The Medical Council paid a “professional fee” of €23,079 to a former US astronaut for an approximate 45-minute speech at its Patient Safety and Leadership Conference last year, reveal figures released to the Medical Independent (MI) following a Freedom of Information request.
Overall, the Council expended €57,599 on the conference, which yielded income from attendance fees of €32,126. This resulted in a net cost of €25,473.
Colonel Eileen Collins, a retired astronaut who was NASA’s first female shuttle commander, spoke to around 350 delegates about “high performing teams, depicting her voyages into space while illustrating how important leadership skills, people skills and integrity were throughout the course of her missions”, according to a Council newsletter.

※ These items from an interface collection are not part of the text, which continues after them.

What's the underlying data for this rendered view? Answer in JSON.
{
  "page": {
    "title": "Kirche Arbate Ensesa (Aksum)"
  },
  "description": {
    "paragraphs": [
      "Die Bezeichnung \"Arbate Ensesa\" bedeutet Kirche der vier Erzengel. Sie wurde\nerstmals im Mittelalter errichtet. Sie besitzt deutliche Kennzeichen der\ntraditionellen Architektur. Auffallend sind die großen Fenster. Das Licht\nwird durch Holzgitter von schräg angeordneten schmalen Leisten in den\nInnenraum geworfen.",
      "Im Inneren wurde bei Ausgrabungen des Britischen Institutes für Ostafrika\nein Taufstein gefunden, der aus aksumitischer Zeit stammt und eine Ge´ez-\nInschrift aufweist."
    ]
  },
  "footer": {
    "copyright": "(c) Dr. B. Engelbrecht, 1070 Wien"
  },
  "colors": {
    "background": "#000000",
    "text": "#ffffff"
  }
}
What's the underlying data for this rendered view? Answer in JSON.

She was one of two speakers who were paid a professional fee. The other was Mr Matthew Syed, a UK-based writer who is an expert on the science of high performance. He was paid €4,695.

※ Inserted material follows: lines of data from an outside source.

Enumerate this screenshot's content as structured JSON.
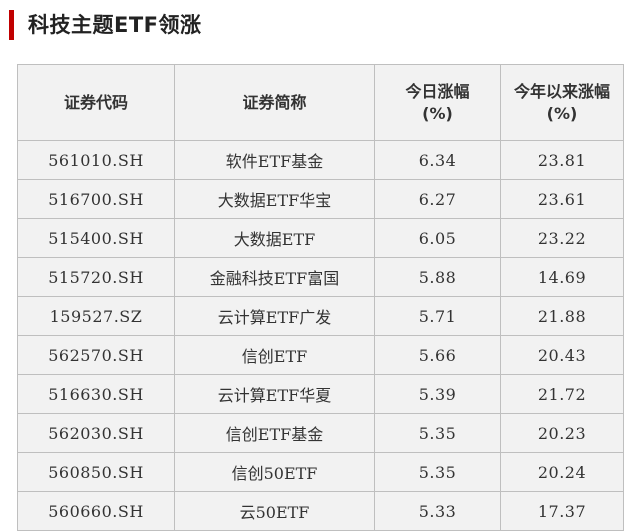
{
  "title": "科技主题ETF领涨",
  "colors": {
    "accent": "#c00000",
    "row_bg": "#f2f2f2",
    "border": "#bfbfbf"
  },
  "table": {
    "headers": {
      "code": "证券代码",
      "name": "证券简称",
      "day_change_line1": "今日涨幅",
      "day_change_line2": "(%)",
      "ytd_change_line1": "今年以来涨幅",
      "ytd_change_line2": "(%)"
    },
    "rows": [
      {
        "code": "561010.SH",
        "name": "软件ETF基金",
        "day": "6.34",
        "ytd": "23.81"
      },
      {
        "code": "516700.SH",
        "name": "大数据ETF华宝",
        "day": "6.27",
        "ytd": "23.61"
      },
      {
        "code": "515400.SH",
        "name": "大数据ETF",
        "day": "6.05",
        "ytd": "23.22"
      },
      {
        "code": "515720.SH",
        "name": "金融科技ETF富国",
        "day": "5.88",
        "ytd": "14.69"
      },
      {
        "code": "159527.SZ",
        "name": "云计算ETF广发",
        "day": "5.71",
        "ytd": "21.88"
      },
      {
        "code": "562570.SH",
        "name": "信创ETF",
        "day": "5.66",
        "ytd": "20.43"
      },
      {
        "code": "516630.SH",
        "name": "云计算ETF华夏",
        "day": "5.39",
        "ytd": "21.72"
      },
      {
        "code": "562030.SH",
        "name": "信创ETF基金",
        "day": "5.35",
        "ytd": "20.23"
      },
      {
        "code": "560850.SH",
        "name": "信创50ETF",
        "day": "5.35",
        "ytd": "20.24"
      },
      {
        "code": "560660.SH",
        "name": "云50ETF",
        "day": "5.33",
        "ytd": "17.37"
      }
    ]
  }
}
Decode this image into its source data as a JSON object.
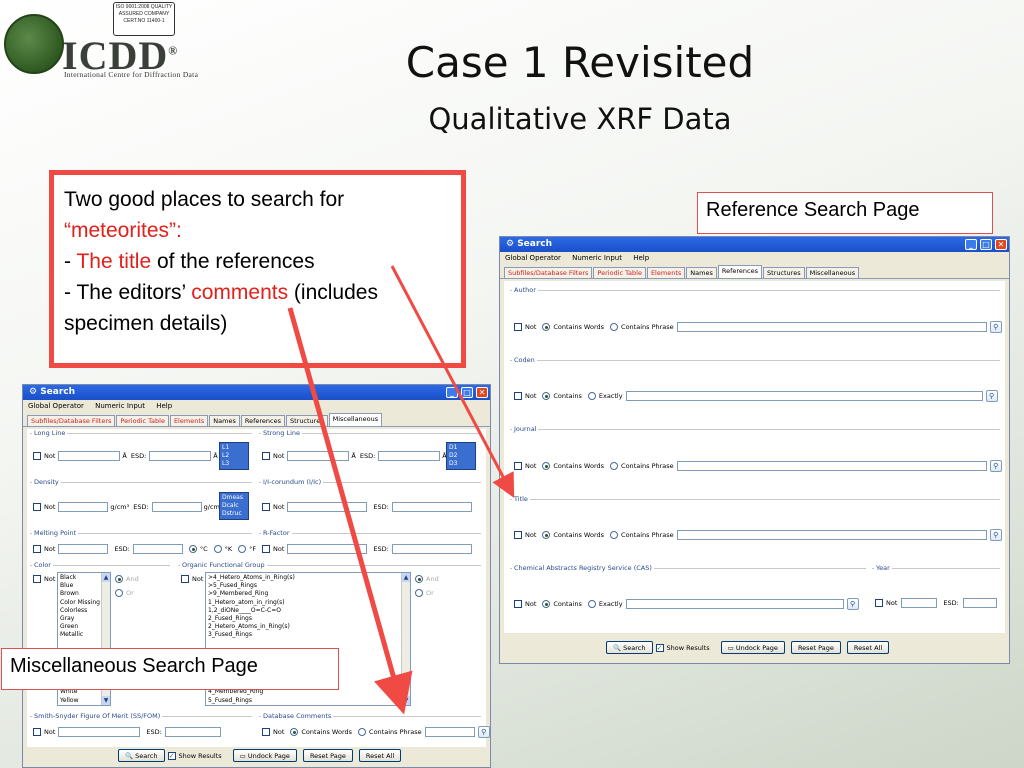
{
  "logo": {
    "iso_text": "ISO 9001:2008 QUALITY ASSURED COMPANY CERT.NO 11400-1",
    "name": "ICDD",
    "registered": "®",
    "subtitle": "International Centre for Diffraction Data"
  },
  "slide": {
    "title": "Case 1 Revisited",
    "subtitle": "Qualitative XRF Data"
  },
  "callout": {
    "line1": "Two good places to search for",
    "meteorites": "“meteorites”:",
    "dash1": "- ",
    "title_ref": "The title",
    "title_rest": " of the references",
    "dash2": "- The editors’ ",
    "comments": "comments",
    "comments_rest": " (includes specimen details)"
  },
  "labels": {
    "reference": "Reference Search Page",
    "misc": "Miscellaneous Search Page"
  },
  "colors": {
    "accent_red": "#f04a45",
    "xp_blue": "#2d6ae6"
  },
  "ref_window": {
    "title": "Search",
    "menu": [
      "Global Operator",
      "Numeric Input",
      "Help"
    ],
    "tabs": [
      "Subfiles/Database Filters",
      "Periodic Table",
      "Elements",
      "Names",
      "References",
      "Structures",
      "Miscellaneous"
    ],
    "groups": {
      "author": "Author",
      "coden": "Coden",
      "journal": "Journal",
      "title": "Title",
      "cas": "Chemical Abstracts Registry Service (CAS)",
      "year": "Year"
    },
    "not": "Not",
    "contains_words": "Contains Words",
    "contains_phrase": "Contains Phrase",
    "contains": "Contains",
    "exactly": "Exactly",
    "esd": "ESD:",
    "buttons": {
      "search": "Search",
      "show_results": "Show Results",
      "undock": "Undock Page",
      "reset_page": "Reset Page",
      "reset_all": "Reset All"
    }
  },
  "misc_window": {
    "title": "Search",
    "menu": [
      "Global Operator",
      "Numeric Input",
      "Help"
    ],
    "tabs": [
      "Subfiles/Database Filters",
      "Periodic Table",
      "Elements",
      "Names",
      "References",
      "Structures",
      "Miscellaneous"
    ],
    "long_line": "Long Line",
    "strong_line": "Strong Line",
    "density": "Density",
    "i_corundum": "I/I-corundum (I/Ic)",
    "melting_point": "Melting Point",
    "r_factor": "R-Factor",
    "color": "Color",
    "organic": "Organic Functional Group",
    "ss_fom": "Smith-Snyder Figure Of Merit (SS/FOM)",
    "db_comments": "Database Comments",
    "not": "Not",
    "esd": "ESD:",
    "angstrom": "Å",
    "gcm3": "g/cm³",
    "degC": "°C",
    "degK": "°K",
    "degF": "°F",
    "and": "And",
    "or": "Or",
    "contains_words": "Contains Words",
    "contains_phrase": "Contains Phrase",
    "line_list": [
      "L1",
      "L2",
      "L3"
    ],
    "strong_list": [
      "D1",
      "D2",
      "D3"
    ],
    "density_list": [
      "Dmeas",
      "Dcalc",
      "Dstruc"
    ],
    "colors": [
      "Black",
      "Blue",
      "Brown",
      "Color Missing",
      "Colorless",
      "Gray",
      "Green",
      "Metallic"
    ],
    "colors_tail": [
      "White",
      "Yellow"
    ],
    "groups_list": [
      ">4_Hetero_Atoms_in_Ring(s)",
      ">5_Fused_Rings",
      ">9_Membered_Ring",
      "1_Hetero_atom_in_ring(s)",
      "1,2_diONe____O=C-C=O",
      "2_Fused_Rings",
      "2_Hetero_Atoms_in_Ring(s)",
      "3_Fused_Rings"
    ],
    "groups_tail": [
      "4_Membered_Ring",
      "5_Fused_Rings"
    ],
    "buttons": {
      "search": "Search",
      "show_results": "Show Results",
      "undock": "Undock Page",
      "reset_page": "Reset Page",
      "reset_all": "Reset All"
    }
  }
}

After Colonel Collins’s fee, the next highest expenditure for the conference was catering (€11,025) followed by online streaming costs (€7,129). Travel arrangements came to €4,543 and speaker accommodation was €1,205. Room rental was €1,700, stationary/conference materials came to €1,600, audio-visual equipment cost €1,444, and photography was €971. Taxi costs were €204.
“The accommodation cost was for four speakers, three speakers requiring one night and one speaker requiring two nights,” a Council spokesperson told MI. “Three speakers required flights, two return flights to the UK and one return flight to the USA.”
As part of its speaker line-up, which included clinical and patient safety representatives, the Council was “also looking for speakers who could speak from a non-medical and international perspective on areas including taking an outcome-based approach, leadership in an adverse situation and outcome focused learning”. In this regard, Colonel Collins and Mr Syed “were an excellent fit”.
“Analytics and feedback following the conference show that it was extremely well regarded by the participants,” said the Council’s spokesperson.
“Income received was from the registration fees of attendees and any additional costs were covered by the Council in line with our strategic objective to enhance patient safety through research and greater engagement.”
The Council ran an early registration deal of €119 to attend the conference; the fee increased to €145 in late September 2016. It then announced free live-streaming after registration closed, due to technical reasons, it said.
No further such conferences are scheduled at this stage for 2017 or 2018.
The Council is funded almost exclusively by the annual payments of registered doctors.